▶ **DATA SHOWN**:
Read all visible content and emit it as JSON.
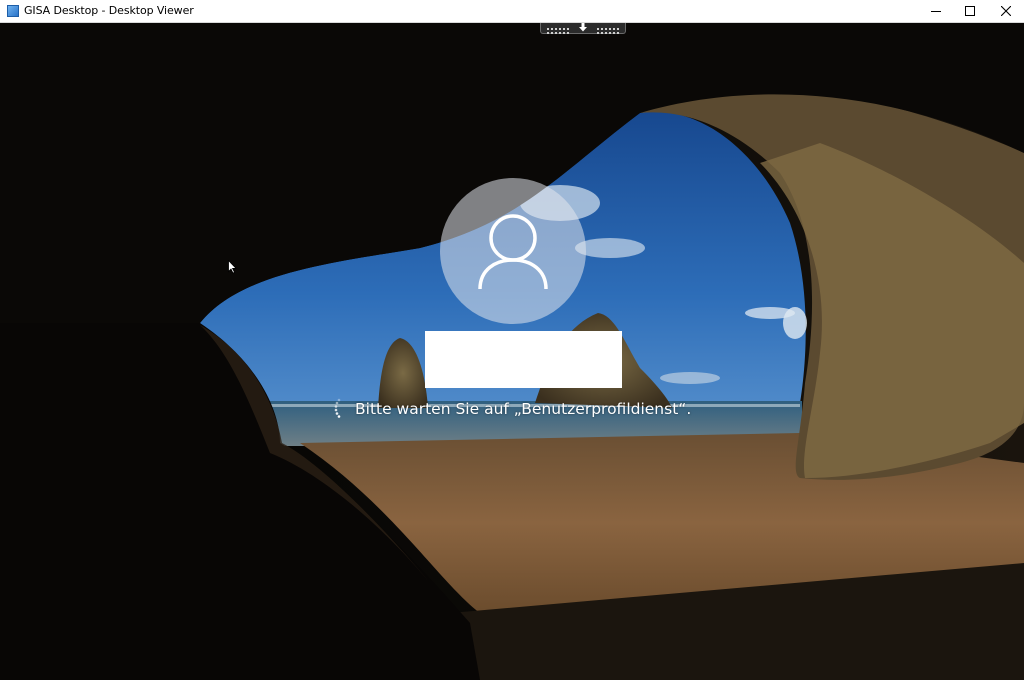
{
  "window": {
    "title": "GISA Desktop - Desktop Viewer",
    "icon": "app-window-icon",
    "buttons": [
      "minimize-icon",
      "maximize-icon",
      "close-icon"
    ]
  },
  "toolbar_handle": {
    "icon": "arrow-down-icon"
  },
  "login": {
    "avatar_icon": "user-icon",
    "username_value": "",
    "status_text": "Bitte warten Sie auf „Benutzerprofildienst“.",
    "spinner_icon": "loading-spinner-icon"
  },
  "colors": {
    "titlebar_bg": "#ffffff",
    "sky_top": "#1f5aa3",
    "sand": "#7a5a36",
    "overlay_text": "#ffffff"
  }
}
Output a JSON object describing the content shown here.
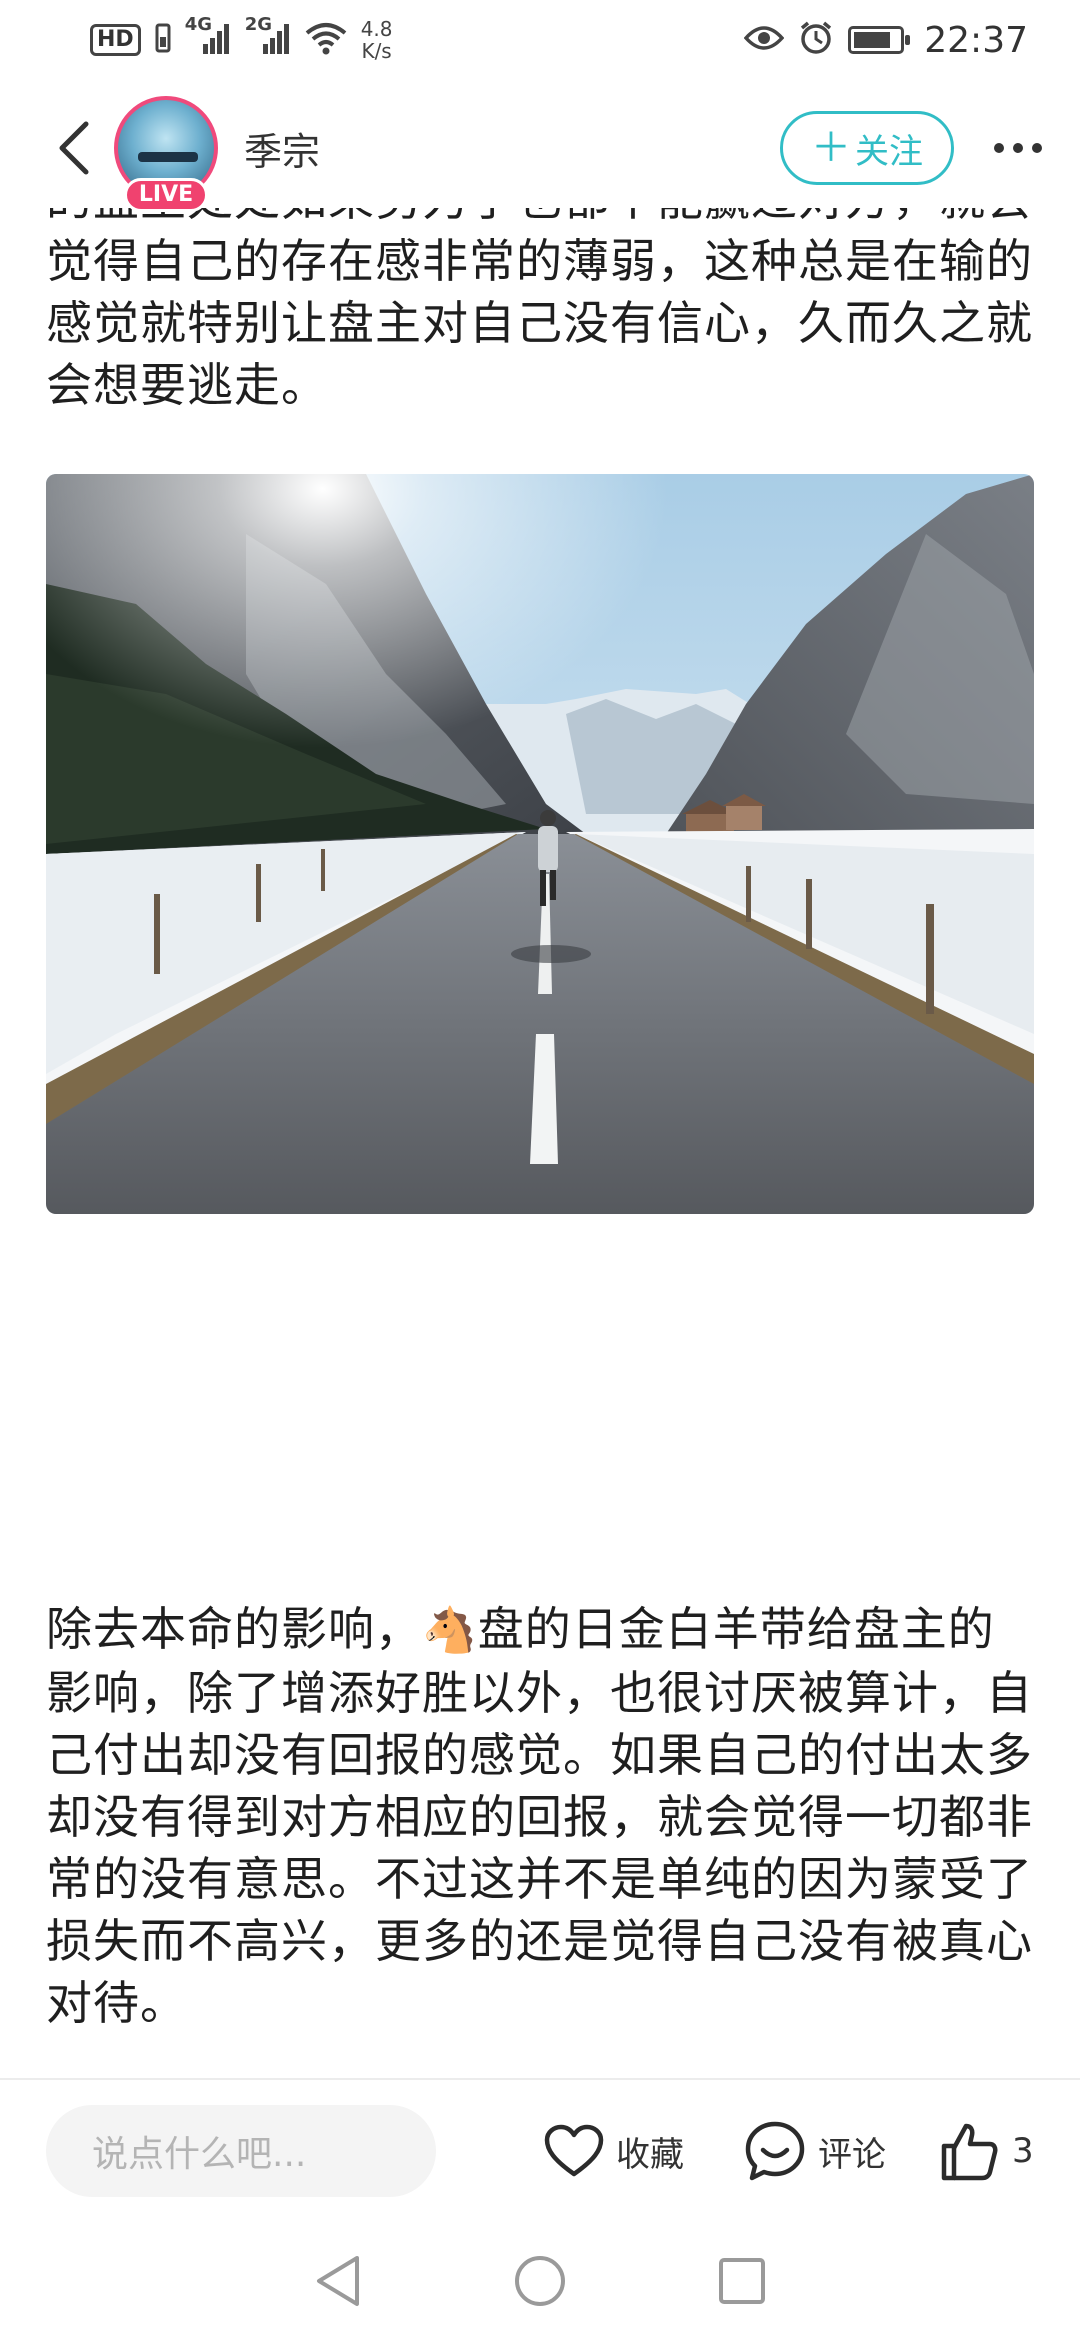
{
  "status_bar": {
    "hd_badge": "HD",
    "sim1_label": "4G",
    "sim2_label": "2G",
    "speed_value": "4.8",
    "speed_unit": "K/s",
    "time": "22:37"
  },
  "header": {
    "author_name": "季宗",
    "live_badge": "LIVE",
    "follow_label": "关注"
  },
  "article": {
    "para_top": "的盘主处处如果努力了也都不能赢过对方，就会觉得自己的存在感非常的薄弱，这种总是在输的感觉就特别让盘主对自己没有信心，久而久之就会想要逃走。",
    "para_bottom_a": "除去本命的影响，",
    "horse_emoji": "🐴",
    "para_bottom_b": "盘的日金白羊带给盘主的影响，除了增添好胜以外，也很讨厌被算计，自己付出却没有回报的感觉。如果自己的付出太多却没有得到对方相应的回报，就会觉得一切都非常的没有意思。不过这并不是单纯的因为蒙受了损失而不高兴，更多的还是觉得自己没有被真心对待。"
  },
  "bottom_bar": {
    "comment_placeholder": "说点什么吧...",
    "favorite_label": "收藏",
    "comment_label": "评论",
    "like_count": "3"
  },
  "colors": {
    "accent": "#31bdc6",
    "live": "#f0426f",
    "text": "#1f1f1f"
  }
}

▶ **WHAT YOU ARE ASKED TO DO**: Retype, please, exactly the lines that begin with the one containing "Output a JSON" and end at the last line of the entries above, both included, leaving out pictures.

▶ **ANSWER SPACE**:
Output a JSON object describing the content shown here.
{
  "status_bar": {
    "hd_badge": "HD",
    "sim1_label": "4G",
    "sim2_label": "2G",
    "speed_value": "4.8",
    "speed_unit": "K/s",
    "time": "22:37"
  },
  "header": {
    "author_name": "季宗",
    "live_badge": "LIVE",
    "follow_label": "关注"
  },
  "article": {
    "para_top": "的盘主处处如果努力了也都不能赢过对方，就会觉得自己的存在感非常的薄弱，这种总是在输的感觉就特别让盘主对自己没有信心，久而久之就会想要逃走。",
    "para_bottom_a": "除去本命的影响，",
    "horse_emoji": "🐴",
    "para_bottom_b": "盘的日金白羊带给盘主的影响，除了增添好胜以外，也很讨厌被算计，自己付出却没有回报的感觉。如果自己的付出太多却没有得到对方相应的回报，就会觉得一切都非常的没有意思。不过这并不是单纯的因为蒙受了损失而不高兴，更多的还是觉得自己没有被真心对待。"
  },
  "bottom_bar": {
    "comment_placeholder": "说点什么吧...",
    "favorite_label": "收藏",
    "comment_label": "评论",
    "like_count": "3"
  },
  "colors": {
    "accent": "#31bdc6",
    "live": "#f0426f",
    "text": "#1f1f1f"
  }
}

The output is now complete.